For several weeks, she slept in a nearby market stall with her mum and two sisters. “My dad blames me for wasting all his hard-earned cash that he spent on my school fees while my mum, according to him, has failed as a wife and mother.”
Sarah is convinced none of this would have happened if schools were not closed. “I still would have been in school, I wouldn’t have been strolling around in the streets and I would not even have been thinking about asking a boy for food as I would have got lunch in school and I wouldn’t have been hungry.”
Recently, a group of more than 275 former world leaders, economists and educationalists expressed their concerns about the risk of creating a “COVID generation” – children who have lost out on schooling and whose opportunities are permanently damaged as a result of the pandemic. They are especially concerned about the fate of an estimated 30 million children globally who, according to UNESCO, may never return to school.
“For these, the world’s least advantaged children, education is often the only escape from poverty – a route that is in danger of closing.
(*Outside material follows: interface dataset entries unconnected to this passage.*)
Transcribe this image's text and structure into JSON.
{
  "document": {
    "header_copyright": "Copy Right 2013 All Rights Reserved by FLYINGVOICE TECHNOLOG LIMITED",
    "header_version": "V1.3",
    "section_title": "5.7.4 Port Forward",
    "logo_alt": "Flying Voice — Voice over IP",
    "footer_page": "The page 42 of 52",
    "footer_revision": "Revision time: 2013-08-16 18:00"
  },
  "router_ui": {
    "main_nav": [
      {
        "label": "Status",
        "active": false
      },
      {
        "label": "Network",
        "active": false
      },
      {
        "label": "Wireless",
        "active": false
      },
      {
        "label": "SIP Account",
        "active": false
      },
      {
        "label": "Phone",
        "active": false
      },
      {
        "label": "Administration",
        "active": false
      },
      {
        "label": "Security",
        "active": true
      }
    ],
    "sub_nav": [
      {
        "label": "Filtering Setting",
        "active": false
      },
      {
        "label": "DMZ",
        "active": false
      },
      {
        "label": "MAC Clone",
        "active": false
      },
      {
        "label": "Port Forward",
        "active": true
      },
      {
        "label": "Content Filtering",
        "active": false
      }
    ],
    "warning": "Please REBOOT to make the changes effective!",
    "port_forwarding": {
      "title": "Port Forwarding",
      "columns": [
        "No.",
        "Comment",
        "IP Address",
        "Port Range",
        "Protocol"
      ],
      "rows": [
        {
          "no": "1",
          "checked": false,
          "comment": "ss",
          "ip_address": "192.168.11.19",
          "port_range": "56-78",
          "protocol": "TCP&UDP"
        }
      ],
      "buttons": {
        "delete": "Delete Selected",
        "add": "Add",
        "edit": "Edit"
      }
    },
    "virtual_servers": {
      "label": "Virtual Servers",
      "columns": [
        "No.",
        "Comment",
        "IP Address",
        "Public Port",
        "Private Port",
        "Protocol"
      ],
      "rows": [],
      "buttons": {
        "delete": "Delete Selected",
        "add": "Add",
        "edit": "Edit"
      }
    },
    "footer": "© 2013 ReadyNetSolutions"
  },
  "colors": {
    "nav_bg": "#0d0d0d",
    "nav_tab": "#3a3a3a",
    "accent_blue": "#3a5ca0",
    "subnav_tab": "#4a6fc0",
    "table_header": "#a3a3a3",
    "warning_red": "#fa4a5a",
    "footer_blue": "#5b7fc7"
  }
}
Many of these children are adolescent girls for whom being in school is the best defence against forced marriage and the best hope for a life of expanded opportunity,” they wrote.
The WHO and UNICEF recently urged African governments to promote the safe reopening of schools. “Schools have paved the way to success for many Africans. They also provide a safe haven for many children in challenging circumstances to develop and thrive,” said Dr Matshidiso Moeti, the WHO’s Regional Director for Africa. “We must not be blind-sided by our efforts to contain COVID-19 and end up with a lost generation.”
The Kenyan government faces a difficult dilemma, however. While handwashing is necessary to curb the spread of the virus, most public schools in the country either lack running water or have no water at all. Maintaining a 1.5-metre (five-foot) physical distance is also challenging, as many schools are overcrowded, often with more than 60 students in one classroom and pupils sharing books and desks. According to a WHO and UNICEF report, a quarter of schools in sub-Saharan Africa have basic hygiene services, while 44 percent have basic drinking water and 47 percent have basic sanitation services.
Reopening boarding schools will be even more problematic, as students often sleep with eight or more in a cramped dorm.
“Nobody knows when we will be able to go back to school,” says 17-year-old Halima Alinoor, who slept alongside 20 other pupils in a dorm at the Said Fatimah girl’s boarding school in Garba Tulla, Isiolo County, which closed on March 16.
The teenager is from the Borana tribe where FGM and child marriage are still common.
Halima says she wants to become a journalist “to become the voice of people who cannot speak up”.
“This school closure is very discouraging,” she says while looking at some of the school books she brought home. “Recently I was studying under a tree when a man walked along and told me that I should stop wasting my time. ‘Just burn those books. There is no returning to school’, he told me.”
According to Halima, the school closure could take many communities, including hers, decades back in time. “Most people in my community still believe that girls are not supposed to go to school but are destined to stay at home to take care of the children. With this school closure, this idea is again getting stronger.”